This proposal will substantially increase traffic congestion in an area already subject to serious congestion. It will also seriously increase the flood risk, which should lead to a presumption of rejection. The infrastructure cannot cope with the proposed development.
The prospect of causing serious pollution should be considered as part of the environmental assessment of this project, including its impact on human health.
The cumulative impact of development in the borough and in the neighbouring boroughs of Woking, Waverley and Elmbridge has not been taken into account. The additional 5,000 residents is the equivalent of doubling the population of East and West Horsley combined. The proposed housing density is completely out of keeping with the surrounding rural area – five storey buildings are not appropriate in a rural environment. The development will impact the listed buildings adjacent to it such as Yarne, Bridge End House and Upton Farm. There is not enough land to provide a sustainable community based on GBC’s own parameters.
Infrastructure for this project is inadequate. There is no provision for secondary school places – the Howard of Effingham is full and the headteacher has noted that even if the Howard is expanded, there will be no places for children of this development. Medical services will not be provided on site and the concept that sick residents should cycle along narrow, busy roads to a doctor’s surgery is ludicrous.
Any site that is dependent on the increased use of private motor cars cannot be considered sustainable. The proposed public transport provision is unrealistic given the nature of the roads in question and the level of congestion in the neighbourhood
The thought that residents will walk or cycle to a rail station on narrow, winding, unlit roads without pavements or cycle lanes is frankly ridiculous, as is the idea that nursery school children should be transported by bike. Parking at the nearest two stations is at capacity. Additional traffic will have a negative impact and cause irreparable damage to historic houses and other buildings in Ockham, Ripley, Downside and further afield. The closure of a number of local roads coupled with a massive increase in traffic will impact a large number of road users from Cranleigh to Cobham and everywhere in between. This site is not deliverable within 5 years due to problems with sewerage and water capacity as outlined by Thames Water. There is insufficient information on the impact on the water table and flooding in the area.

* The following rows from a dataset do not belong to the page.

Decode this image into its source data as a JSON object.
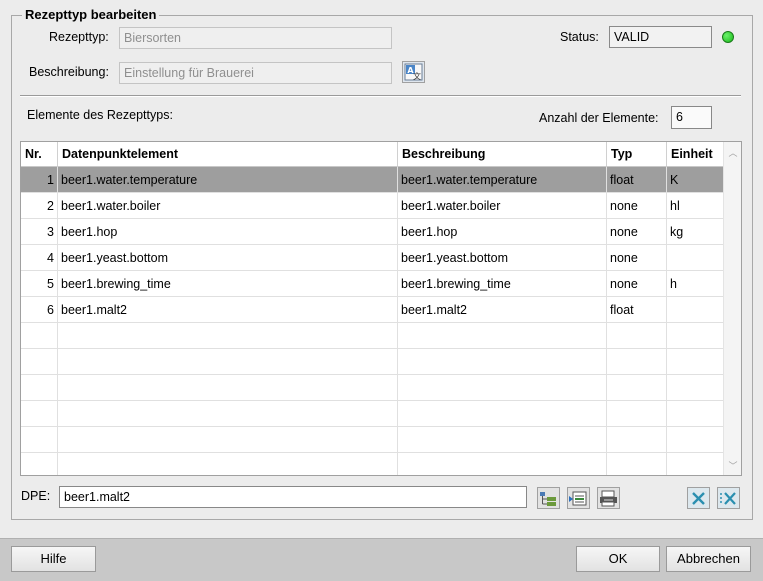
{
  "title": "Rezepttyp bearbeiten",
  "form": {
    "rezepttyp_label": "Rezepttyp:",
    "rezepttyp_value": "Biersorten",
    "beschreibung_label": "Beschreibung:",
    "beschreibung_value": "Einstellung für Brauerei",
    "status_label": "Status:",
    "status_value": "VALID",
    "status_color": "#22c322"
  },
  "elements": {
    "label": "Elemente des Rezepttyps:",
    "count_label": "Anzahl der Elemente:",
    "count_value": "6"
  },
  "table": {
    "headers": [
      "Nr.",
      "Datenpunktelement",
      "Beschreibung",
      "Typ",
      "Einheit"
    ],
    "rows": [
      [
        "1",
        "beer1.water.temperature",
        "beer1.water.temperature",
        "float",
        "K"
      ],
      [
        "2",
        "beer1.water.boiler",
        "beer1.water.boiler",
        "none",
        "hl"
      ],
      [
        "3",
        "beer1.hop",
        "beer1.hop",
        "none",
        "kg"
      ],
      [
        "4",
        "beer1.yeast.bottom",
        "beer1.yeast.bottom",
        "none",
        ""
      ],
      [
        "5",
        "beer1.brewing_time",
        "beer1.brewing_time",
        "none",
        "h"
      ],
      [
        "6",
        "beer1.malt2",
        "beer1.malt2",
        "float",
        ""
      ]
    ],
    "selected_row": 0,
    "empty_rows": 6
  },
  "dpe": {
    "label": "DPE:",
    "value": "beer1.malt2"
  },
  "icons": {
    "language": "language-translate-icon",
    "tree": "dp-tree-icon",
    "insert": "insert-element-icon",
    "replace": "replace-element-icon",
    "delete": "delete-element-icon",
    "delete_all": "delete-all-icon"
  },
  "buttons": {
    "help": "Hilfe",
    "ok": "OK",
    "cancel": "Abbrechen"
  }
}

Not only is infrastructure inadequate, but it will have an adverse impact on existing infrastructure which is already stretched. The proposal includes the site safeguarded for waste under the Surrey Waste Plan which Surrey County Council refused to give up in their response to the Draft Local Plan in September. Thames Water have written to express concerns about the capacity of the existing systems to deal with drainage both from surface water and sewage. . The OCK DVOR air traffic control beacon situated onsite limits development and is still operational.

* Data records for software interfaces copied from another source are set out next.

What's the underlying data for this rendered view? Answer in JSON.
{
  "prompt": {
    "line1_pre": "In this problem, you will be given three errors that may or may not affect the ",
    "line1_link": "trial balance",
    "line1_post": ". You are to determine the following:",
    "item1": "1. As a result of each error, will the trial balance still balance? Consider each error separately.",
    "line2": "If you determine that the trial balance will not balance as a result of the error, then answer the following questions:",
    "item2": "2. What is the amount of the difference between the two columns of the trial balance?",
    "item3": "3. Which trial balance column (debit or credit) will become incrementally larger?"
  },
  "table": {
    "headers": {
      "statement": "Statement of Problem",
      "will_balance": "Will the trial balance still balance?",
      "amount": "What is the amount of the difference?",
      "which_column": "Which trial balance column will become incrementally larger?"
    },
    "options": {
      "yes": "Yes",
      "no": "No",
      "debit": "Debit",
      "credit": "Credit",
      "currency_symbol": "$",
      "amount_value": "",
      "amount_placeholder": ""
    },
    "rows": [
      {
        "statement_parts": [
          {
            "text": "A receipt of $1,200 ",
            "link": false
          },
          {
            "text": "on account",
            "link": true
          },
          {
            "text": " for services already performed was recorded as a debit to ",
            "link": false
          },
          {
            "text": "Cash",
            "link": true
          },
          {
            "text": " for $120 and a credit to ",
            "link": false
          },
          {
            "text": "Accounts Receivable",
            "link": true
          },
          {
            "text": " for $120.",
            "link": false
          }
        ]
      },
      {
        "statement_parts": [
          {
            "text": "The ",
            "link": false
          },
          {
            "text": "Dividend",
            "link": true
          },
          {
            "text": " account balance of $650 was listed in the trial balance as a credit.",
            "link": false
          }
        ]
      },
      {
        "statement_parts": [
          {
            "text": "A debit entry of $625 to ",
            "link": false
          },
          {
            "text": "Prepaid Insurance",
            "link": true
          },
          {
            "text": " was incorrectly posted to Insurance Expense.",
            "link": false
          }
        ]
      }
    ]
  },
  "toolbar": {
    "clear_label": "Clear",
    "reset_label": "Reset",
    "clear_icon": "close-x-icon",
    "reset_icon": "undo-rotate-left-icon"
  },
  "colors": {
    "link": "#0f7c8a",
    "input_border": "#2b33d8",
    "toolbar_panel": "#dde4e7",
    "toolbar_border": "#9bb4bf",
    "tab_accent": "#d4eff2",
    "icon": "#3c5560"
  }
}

The air quality surrounding the site gives grave cause for concern as levels of NO2 already exceed the EU limit.
There are a number of factual errors in the documentation – for example Natural England has not agreed SANG provision. There are a number of misrepresentations in the paperwork e.g. nine stations within 5 miles – this is however “as the crow” flies – only Horsley and Effingham Junction are within 5 miles by usable road from the middle of the development.

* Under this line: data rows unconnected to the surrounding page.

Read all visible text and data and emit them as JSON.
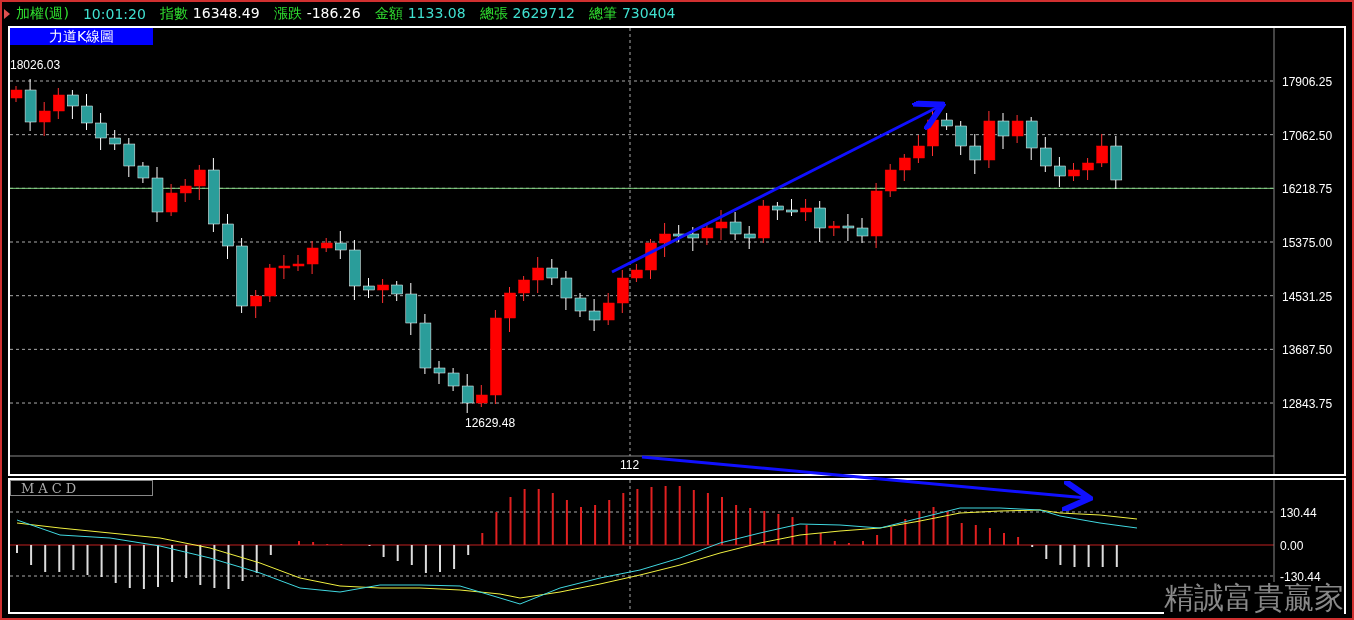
{
  "header": {
    "title": "加權(週)",
    "time": "10:01:20",
    "fields": [
      {
        "label": "指數",
        "value": "16348.49",
        "color": "#ffffff"
      },
      {
        "label": "漲跌",
        "value": "-186.26",
        "color": "#ffffff"
      },
      {
        "label": "金額",
        "value": "1133.08",
        "color": "#40e0d0"
      },
      {
        "label": "總張",
        "value": "2629712",
        "color": "#40e0d0"
      },
      {
        "label": "總筆",
        "value": "730404",
        "color": "#40e0d0"
      }
    ]
  },
  "price_chart": {
    "title": "力道K線圖",
    "axis_labels": [
      "17906.25",
      "17062.50",
      "16218.75",
      "15375.00",
      "14531.25",
      "13687.50",
      "12843.75"
    ],
    "high_label": "18026.03",
    "low_label": "12629.48",
    "cursor_label": "112"
  },
  "macd": {
    "title": "MACD",
    "axis_labels": [
      "130.44",
      "0.00",
      "-130.44"
    ]
  },
  "watermark": "精誠富貴贏家"
}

As a result this should not be given planning permission. GGG considers that no special circumstances apply which should lead to permission being given.
Guildford Greenbelt Group